Turkey's military campaign in Syria may go into Iraq, says Erdogan
Turkish forces will press their offensive against Kurdish YPG fighters along the length of Turkey's border with Syria and if necessary into northern Iraq, President Recep Tayyip Erdogan said on Monday.
Turkish troops and their militia allies swept into the northwest Syrian town of Afrin on Sunday, the culmination of an eight-week campaign to drive the Kurdish YPG fighters from the region. On Monday, a Turkish aid group started distributing relief supplies in the town centre. But residents continued to leave after widespread reports of looting by Turkish-backed forces.
After seizing control of Afrin, the main town in a pocket of Kurdish-controlled territory in northwest Syria, Erdogan said Turkey would also target a region stretching nearly 400km east to the northern Syrian town of Qamishli.

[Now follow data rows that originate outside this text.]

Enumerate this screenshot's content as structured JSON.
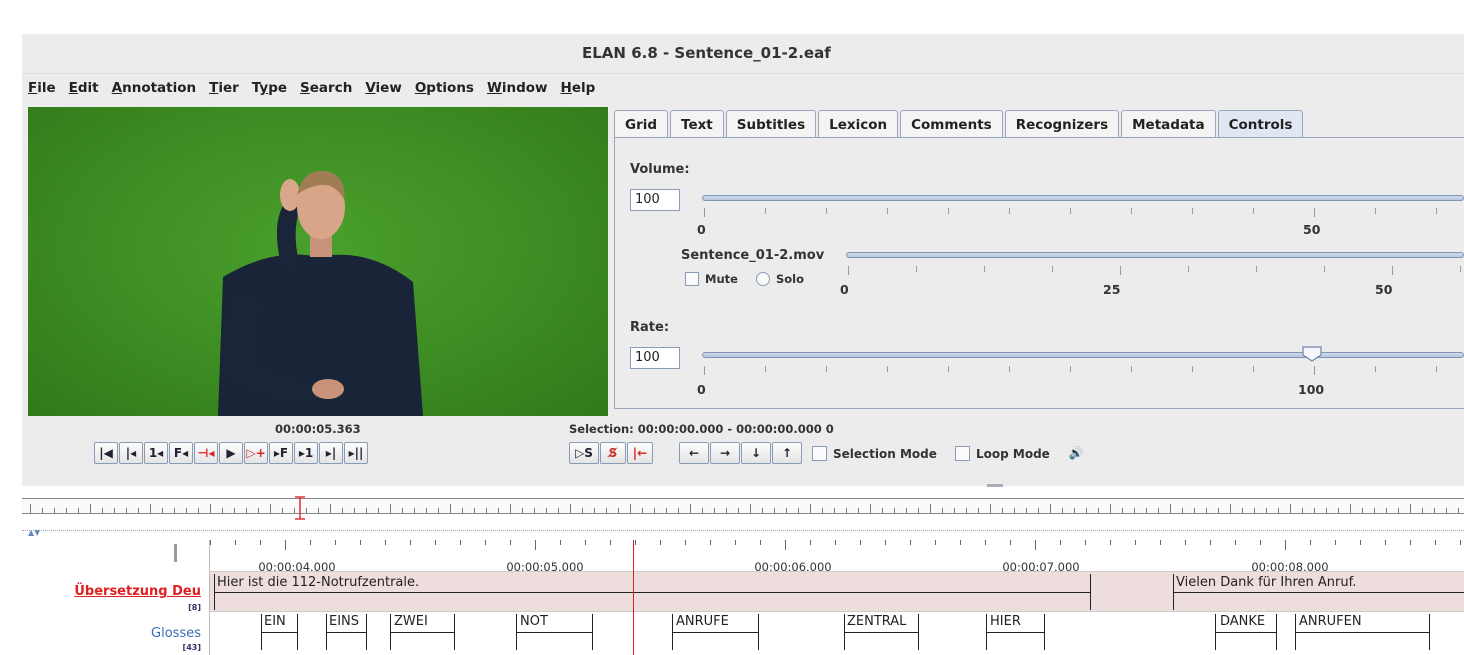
{
  "window": {
    "title": "ELAN 6.8 - Sentence_01-2.eaf"
  },
  "menu": [
    {
      "u": "F",
      "rest": "ile"
    },
    {
      "u": "E",
      "rest": "dit"
    },
    {
      "u": "A",
      "rest": "nnotation"
    },
    {
      "u": "T",
      "rest": "ier"
    },
    {
      "u": "",
      "pre": "T",
      "u2": "y",
      "rest": "pe"
    },
    {
      "u": "S",
      "rest": "earch"
    },
    {
      "u": "V",
      "rest": "iew"
    },
    {
      "u": "O",
      "rest": "ptions"
    },
    {
      "u": "W",
      "rest": "indow"
    },
    {
      "u": "H",
      "rest": "elp"
    }
  ],
  "player": {
    "time": "00:00:05.363",
    "selection": "Selection: 00:00:00.000 - 00:00:00.000  0",
    "selection_mode": "Selection Mode",
    "loop_mode": "Loop Mode"
  },
  "tabs": [
    "Grid",
    "Text",
    "Subtitles",
    "Lexicon",
    "Comments",
    "Recognizers",
    "Metadata",
    "Controls"
  ],
  "active_tab": "Controls",
  "controls": {
    "volume_label": "Volume:",
    "volume_value": "100",
    "volume_ticks": [
      "0",
      "50"
    ],
    "media_file": "Sentence_01-2.mov",
    "mute": "Mute",
    "solo": "Solo",
    "media_ticks": [
      "0",
      "25",
      "50"
    ],
    "rate_label": "Rate:",
    "rate_value": "100",
    "rate_ticks": [
      "0",
      "100"
    ],
    "rate_level": 100
  },
  "timeline": {
    "ruler_times": [
      "00:00:04.000",
      "00:00:05.000",
      "00:00:06.000",
      "00:00:07.000",
      "00:00:08.000"
    ],
    "tiers": [
      {
        "name": "Übersetzung Deu",
        "count": "[8]"
      },
      {
        "name": "Glosses",
        "count": "[43]"
      }
    ],
    "translation": [
      "Hier ist die 112-Notrufzentrale.",
      "Vielen Dank für Ihren Anruf."
    ],
    "glosses": [
      "EIN",
      "EINS",
      "ZWEI",
      "NOT",
      "ANRUFE",
      "ZENTRAL",
      "HIER",
      "DANKE",
      "ANRUFEN"
    ]
  }
}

Expanding Turkey's military campaign into the much larger Kurdish-held territory further east would risk confronting troops of a Nato ally, the United States, that are deployed alongside a YPG-dominated force in northern Syria.

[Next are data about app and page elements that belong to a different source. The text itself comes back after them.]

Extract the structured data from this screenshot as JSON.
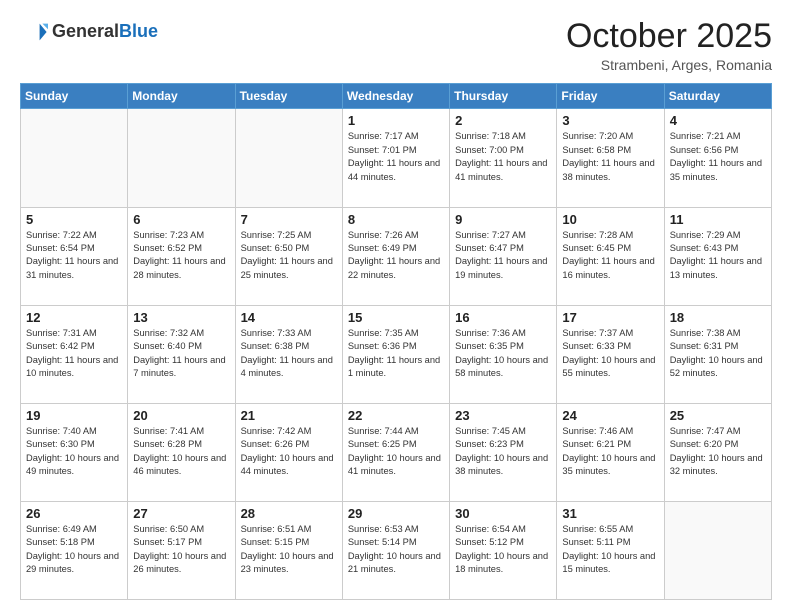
{
  "header": {
    "logo_line1": "General",
    "logo_line2": "Blue",
    "month": "October 2025",
    "location": "Strambeni, Arges, Romania"
  },
  "days_of_week": [
    "Sunday",
    "Monday",
    "Tuesday",
    "Wednesday",
    "Thursday",
    "Friday",
    "Saturday"
  ],
  "weeks": [
    [
      {
        "day": "",
        "info": ""
      },
      {
        "day": "",
        "info": ""
      },
      {
        "day": "",
        "info": ""
      },
      {
        "day": "1",
        "info": "Sunrise: 7:17 AM\nSunset: 7:01 PM\nDaylight: 11 hours and 44 minutes."
      },
      {
        "day": "2",
        "info": "Sunrise: 7:18 AM\nSunset: 7:00 PM\nDaylight: 11 hours and 41 minutes."
      },
      {
        "day": "3",
        "info": "Sunrise: 7:20 AM\nSunset: 6:58 PM\nDaylight: 11 hours and 38 minutes."
      },
      {
        "day": "4",
        "info": "Sunrise: 7:21 AM\nSunset: 6:56 PM\nDaylight: 11 hours and 35 minutes."
      }
    ],
    [
      {
        "day": "5",
        "info": "Sunrise: 7:22 AM\nSunset: 6:54 PM\nDaylight: 11 hours and 31 minutes."
      },
      {
        "day": "6",
        "info": "Sunrise: 7:23 AM\nSunset: 6:52 PM\nDaylight: 11 hours and 28 minutes."
      },
      {
        "day": "7",
        "info": "Sunrise: 7:25 AM\nSunset: 6:50 PM\nDaylight: 11 hours and 25 minutes."
      },
      {
        "day": "8",
        "info": "Sunrise: 7:26 AM\nSunset: 6:49 PM\nDaylight: 11 hours and 22 minutes."
      },
      {
        "day": "9",
        "info": "Sunrise: 7:27 AM\nSunset: 6:47 PM\nDaylight: 11 hours and 19 minutes."
      },
      {
        "day": "10",
        "info": "Sunrise: 7:28 AM\nSunset: 6:45 PM\nDaylight: 11 hours and 16 minutes."
      },
      {
        "day": "11",
        "info": "Sunrise: 7:29 AM\nSunset: 6:43 PM\nDaylight: 11 hours and 13 minutes."
      }
    ],
    [
      {
        "day": "12",
        "info": "Sunrise: 7:31 AM\nSunset: 6:42 PM\nDaylight: 11 hours and 10 minutes."
      },
      {
        "day": "13",
        "info": "Sunrise: 7:32 AM\nSunset: 6:40 PM\nDaylight: 11 hours and 7 minutes."
      },
      {
        "day": "14",
        "info": "Sunrise: 7:33 AM\nSunset: 6:38 PM\nDaylight: 11 hours and 4 minutes."
      },
      {
        "day": "15",
        "info": "Sunrise: 7:35 AM\nSunset: 6:36 PM\nDaylight: 11 hours and 1 minute."
      },
      {
        "day": "16",
        "info": "Sunrise: 7:36 AM\nSunset: 6:35 PM\nDaylight: 10 hours and 58 minutes."
      },
      {
        "day": "17",
        "info": "Sunrise: 7:37 AM\nSunset: 6:33 PM\nDaylight: 10 hours and 55 minutes."
      },
      {
        "day": "18",
        "info": "Sunrise: 7:38 AM\nSunset: 6:31 PM\nDaylight: 10 hours and 52 minutes."
      }
    ],
    [
      {
        "day": "19",
        "info": "Sunrise: 7:40 AM\nSunset: 6:30 PM\nDaylight: 10 hours and 49 minutes."
      },
      {
        "day": "20",
        "info": "Sunrise: 7:41 AM\nSunset: 6:28 PM\nDaylight: 10 hours and 46 minutes."
      },
      {
        "day": "21",
        "info": "Sunrise: 7:42 AM\nSunset: 6:26 PM\nDaylight: 10 hours and 44 minutes."
      },
      {
        "day": "22",
        "info": "Sunrise: 7:44 AM\nSunset: 6:25 PM\nDaylight: 10 hours and 41 minutes."
      },
      {
        "day": "23",
        "info": "Sunrise: 7:45 AM\nSunset: 6:23 PM\nDaylight: 10 hours and 38 minutes."
      },
      {
        "day": "24",
        "info": "Sunrise: 7:46 AM\nSunset: 6:21 PM\nDaylight: 10 hours and 35 minutes."
      },
      {
        "day": "25",
        "info": "Sunrise: 7:47 AM\nSunset: 6:20 PM\nDaylight: 10 hours and 32 minutes."
      }
    ],
    [
      {
        "day": "26",
        "info": "Sunrise: 6:49 AM\nSunset: 5:18 PM\nDaylight: 10 hours and 29 minutes."
      },
      {
        "day": "27",
        "info": "Sunrise: 6:50 AM\nSunset: 5:17 PM\nDaylight: 10 hours and 26 minutes."
      },
      {
        "day": "28",
        "info": "Sunrise: 6:51 AM\nSunset: 5:15 PM\nDaylight: 10 hours and 23 minutes."
      },
      {
        "day": "29",
        "info": "Sunrise: 6:53 AM\nSunset: 5:14 PM\nDaylight: 10 hours and 21 minutes."
      },
      {
        "day": "30",
        "info": "Sunrise: 6:54 AM\nSunset: 5:12 PM\nDaylight: 10 hours and 18 minutes."
      },
      {
        "day": "31",
        "info": "Sunrise: 6:55 AM\nSunset: 5:11 PM\nDaylight: 10 hours and 15 minutes."
      },
      {
        "day": "",
        "info": ""
      }
    ]
  ]
}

The YPG has been Washington's main ally against the Islamic State (IS) group in Syria, in a partnership that has infuriated Ankara which sees the Kurdish force as an extension of a militant group waging a decades-long military campaign in its own southeast.
It launched the air and ground offensive two months ago against the YPG in Afrin, a campaign it dubbed "Olive Branch".
"By controlling Afrin city centre yesterday, we have passed the most important step of the Olive Branch operation," Erdogan told a gathering of judges and prosecutors in Ankara.
"After this, we will continue now to Manbij, Ayn al-Arab, Tel Abyad, Ras al-Ain and Qamishli until this corridor is fully removed," he said, referring to a string of towns along Syria's border region with Turkey.
In Afrin town, triumphant Syrian rebels stood on a fallen Kurdish statue, firing shots in the air, while military vehicles patrolled streets still littered with debris from the offensive.
Shops were closed and some people left for nearby villages. One resident said the Turkey-backed Free Syrian Army fighters had been looting shops and homes.
"The Free Syrian Army came and entered into Afrin and supposedly we were going to be safe. But it turned out to be the opposite," said the man, who did not give his name.
Erdogan's spokesman told CNN that Turkey was taking the reports of looting seriously and that some fighters had not apparently followed the orders of their commanders.
The Syrian government demanded the Turkish troops leave Afrin.
"The announcement of the Turkish regime's president that his invading forces control Afrin is illegitimate," Syria's Foreign Ministry said in a letter to the United Nations. "Syria demands the invading forces withdraw immediately from the Syrian lands they have occupied."
The US State Department also called for international aid organisations to be given access to deliver humanitarian assistance in the area.
Turkey is concerned about the presence in northern Iraq of militants of the Kurdistan Workers' Party (PKK) which it considers a terrorist organisation.
The PKK has been based in Qandil mountain region near Iraq's border with Iran, but Erdogan said a "second Qandil" was being established in Sinjar, further west.
He said Turkey had told the Iraqi government to deal with the threat.
Turkish Prime Minister Binali Yildirim was holding talks with the Iraqi government, Erdogan added. "However, if this issue is prolonged much longer, there will be an Olive Branch there too."